(TASK GOAL) Below are the records; pull every line that includes "haseł".

Data records for software interfaces
....................

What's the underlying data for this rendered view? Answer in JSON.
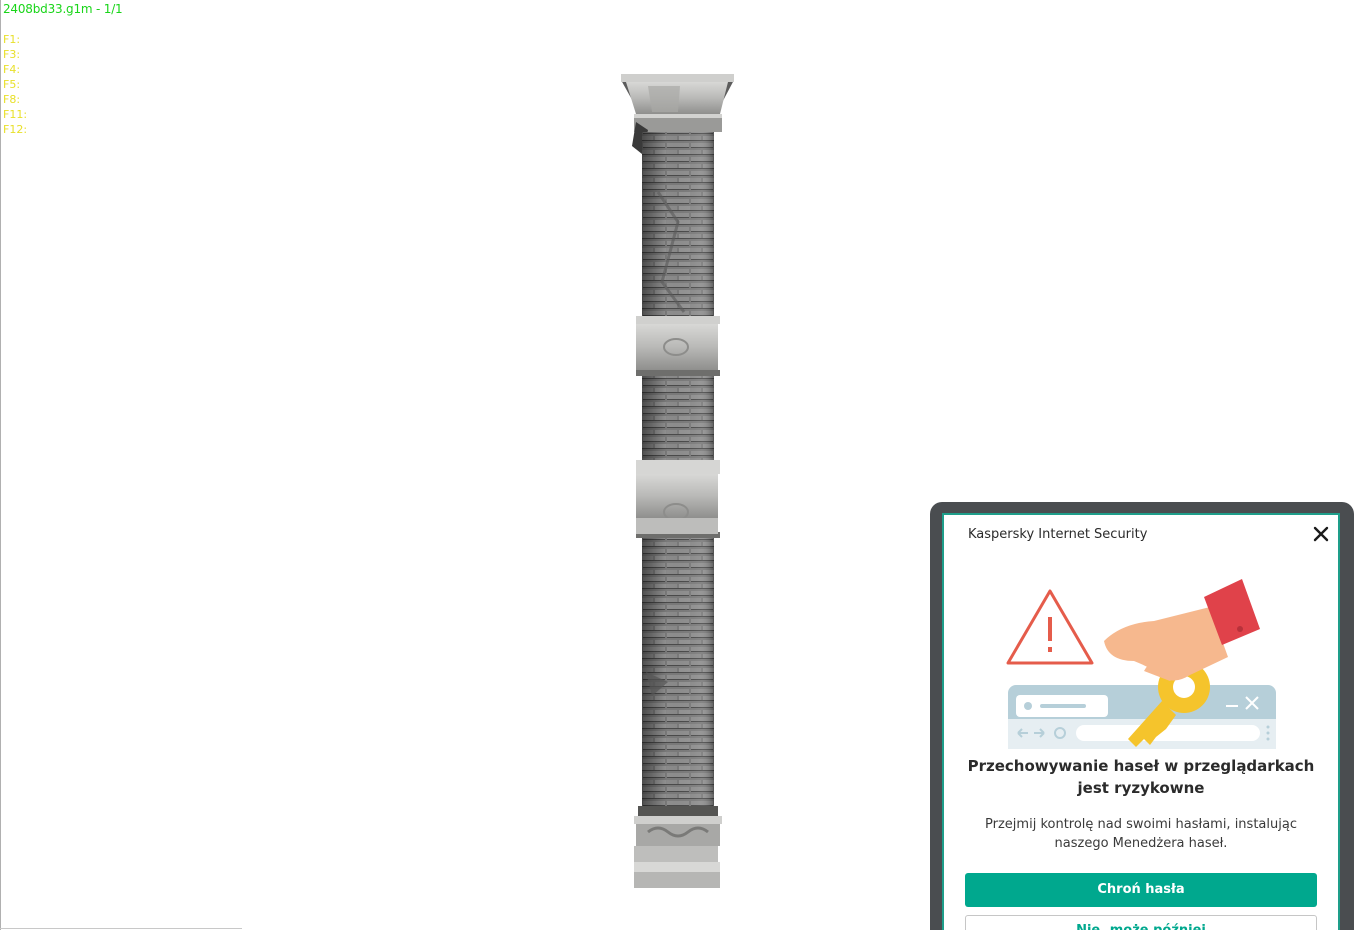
{
  "viewer": {
    "file_label": "2408bd33.g1m - 1/1",
    "function_keys": [
      "F1:",
      "F3:",
      "F4:",
      "F5:",
      "F8:",
      "F11:",
      "F12:"
    ]
  },
  "popup": {
    "title": "Kaspersky Internet Security",
    "headline": "Przechowywanie haseł w przeglądarkach jest ryzykowne",
    "body": "Przejmij kontrolę nad swoimi hasłami, instalując naszego Menedżera haseł.",
    "primary_button": "Chroń hasła",
    "secondary_button": "Nie, może później"
  },
  "colors": {
    "accent": "#00a88e",
    "hud_title": "#19d519",
    "hud_keys": "#e8e02a",
    "warning": "#e55c4b"
  }
}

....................

(RESULT OF THE EXERCISE)
    "headline": "Przechowywanie haseł w przeglądarkach jest ryzykowne",
    "body": "Przejmij kontrolę nad swoimi hasłami, instalując naszego Menedżera haseł.",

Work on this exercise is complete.